This past month has drained me — both mentally and emotionally — and there honestly hasn’t been much that replenished those resources that typically keep me going strong.
There has been a major shift at work that has challenged me more than anything I’ve dealt with before; family stuff that has thrown off the equilibrium I’m used to in that facet of my life; and a general cloud (figuratively and literally with the weather) that has hung around my existence.
Don’t get me wrong. There has definitely been a fair share of moments of warmth and sunshine — like the winery tour I took with a forever group of friends a couple of weeks ago, and the major breakthrough I had with my mom and dad that same weekend. Not to mention, I got to spend some quality cuddle time with my darling pug, Pearl, who lazes her days away down in San Diego with my parents.
But for some reason, when those brilliant days tucked in for the night, they took along with them the bit of genuine happiness I felt. And it hasn’t been so easy to stir that happiness back into a constant state of existence.
The good news is, I feel myself slowly clawing my way out of this rut I’m in (hello first blog post in a month). And like most times I find myself having to navigate through a tough season of life, the revelation that it was even happening at all started with me vocalizing that I was feeling off.
I’m so lucky that I am surrounded by friends both near (hi roomie) and far (hi college roomies) who will take the time and really listen. 99% of the time, I hear myself talk about what is troubling me and it sounds so trivial that I can’t believe I am even feeling troubled in the first place. But it’s that 1% that doesn’t seem so inconsequential.
That 1% represents the lack of satisfaction in where I think I should be compared to where I am. And I know I’m not the only one familiar with that horrible feeling of displeasure in your life.
That pressure I put on myself to be a certain way or reach a certain place scares me away from the potential that exists not too far off. And I know reaching that potential is as easy as making little decisions here and putting to action little things there. So then why is it so dang hard?
I’ve come to realize that the more I do nothing, the more prevalent that 1% might become. Avoiding it won’t make it disappear. It’ll make it more apparent than ever.

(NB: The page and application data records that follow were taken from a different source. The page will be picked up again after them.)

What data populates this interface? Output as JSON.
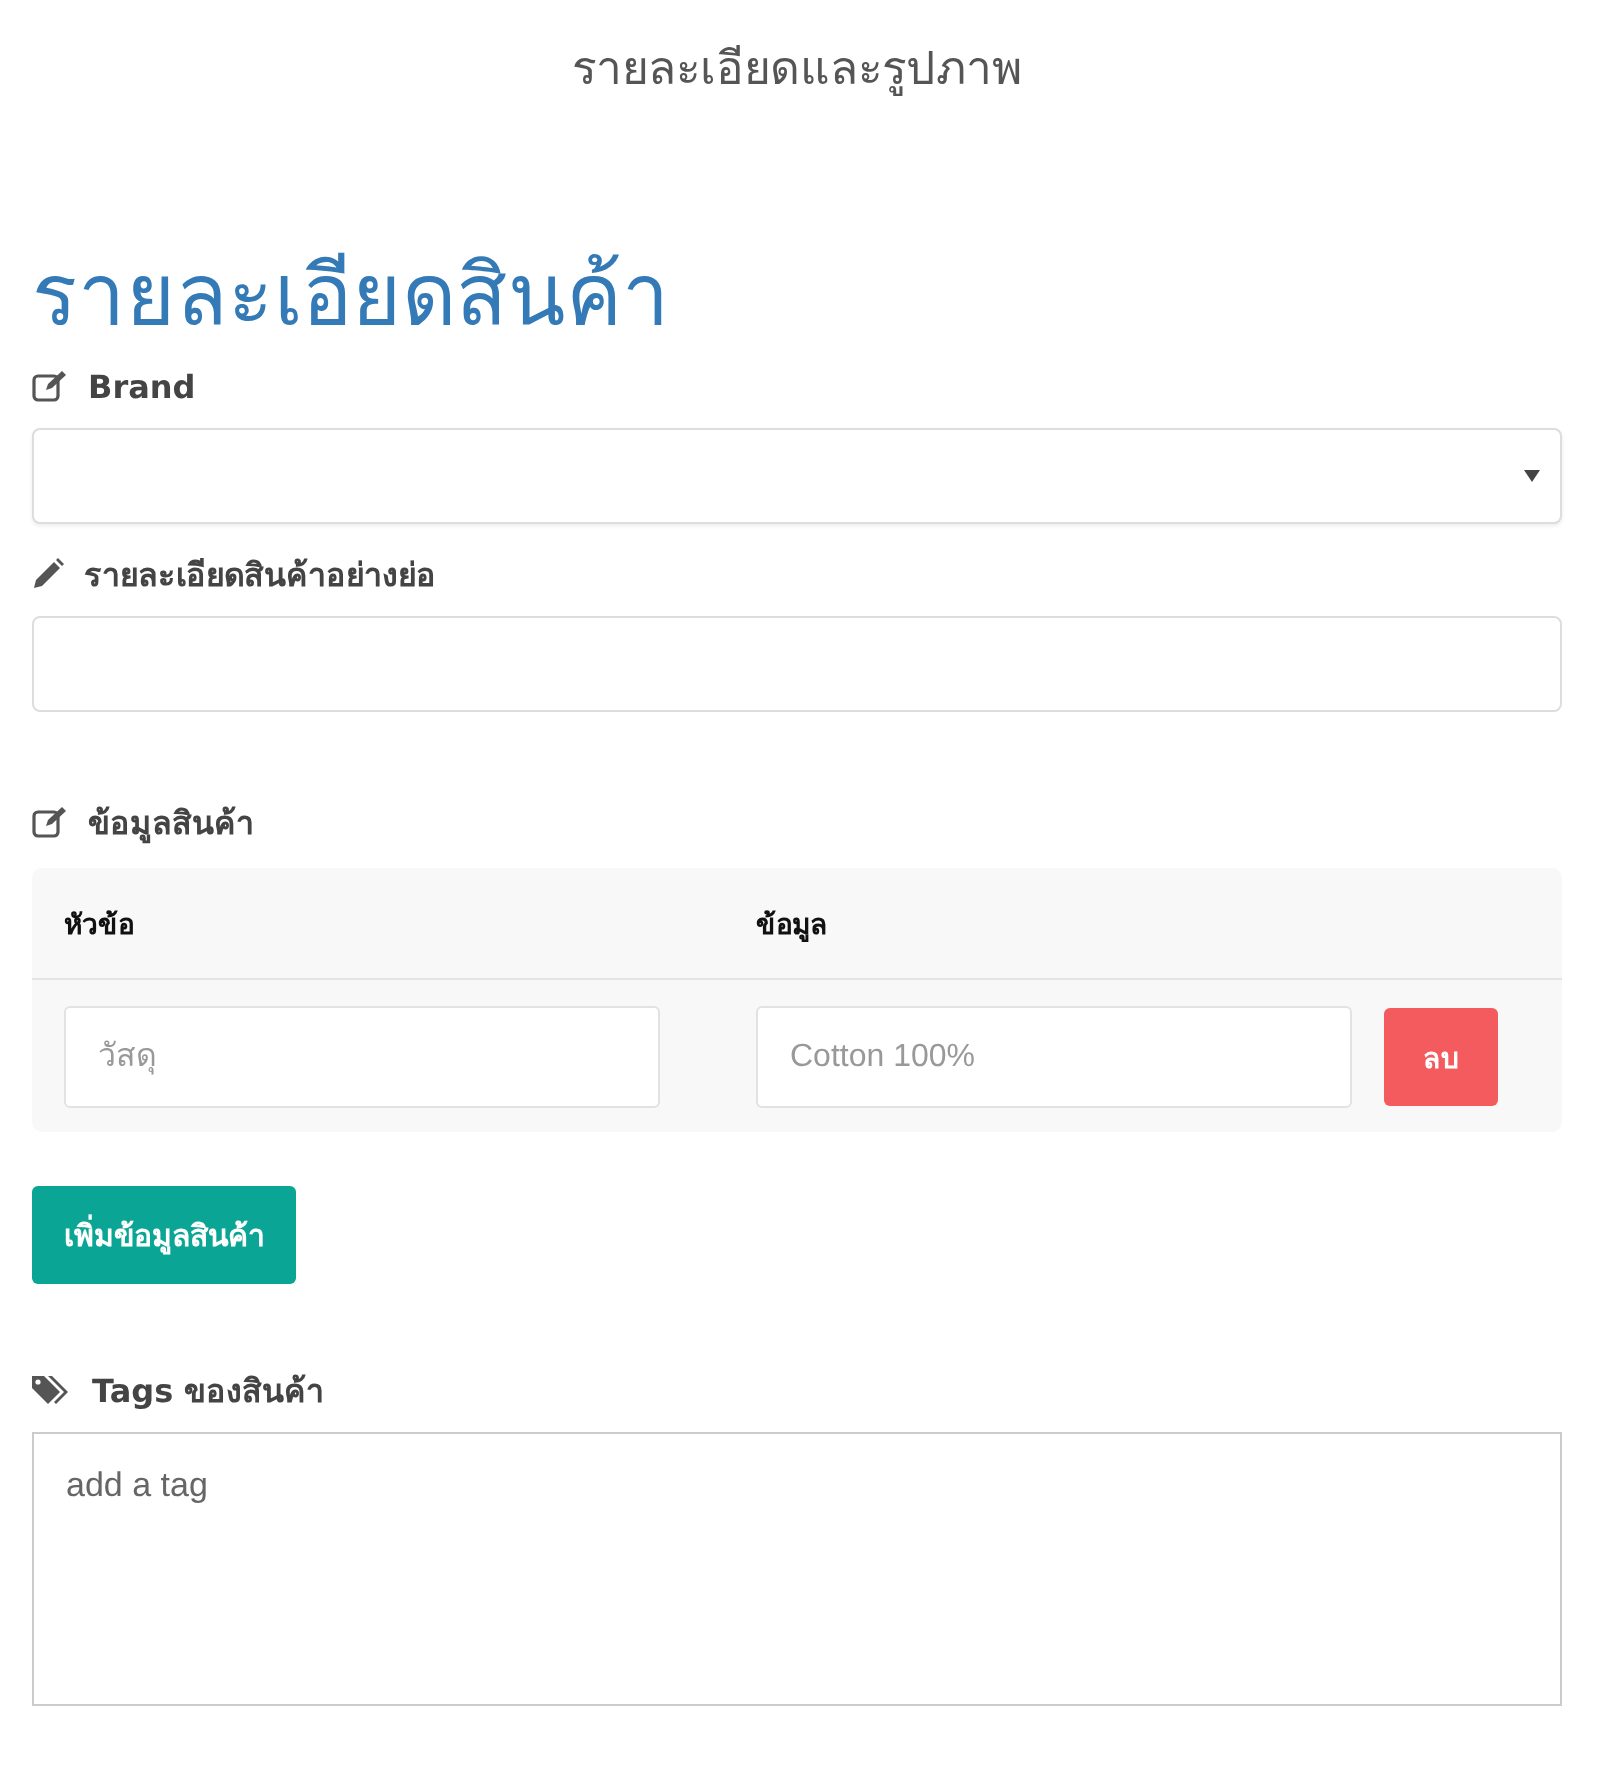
{
  "page_title": "รายละเอียดและรูปภาพ",
  "heading": "รายละเอียดสินค้า",
  "sections": [
    {
      "kind": "select",
      "label": "Brand"
    },
    {
      "kind": "input",
      "label": "รายละเอียดสินค้าอย่างย่อ"
    },
    {
      "kind": "table",
      "label": "ข้อมูลสินค้า",
      "columns": [
        "หัวข้อ",
        "ข้อมูล"
      ],
      "rows": [
        {
          "topic_placeholder": "วัสดุ",
          "info_placeholder": "Cotton 100%",
          "delete_label": "ลบ"
        }
      ],
      "add_button": "เพิ่มข้อมูลสินค้า"
    },
    {
      "kind": "tags",
      "label": "Tags ของสินค้า",
      "placeholder": "add a tag"
    }
  ]
}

So here I am. Making a little decision to do something about my anthill-sized goal. Hoping that by doing it, my Everest-sized goals are quick to follow.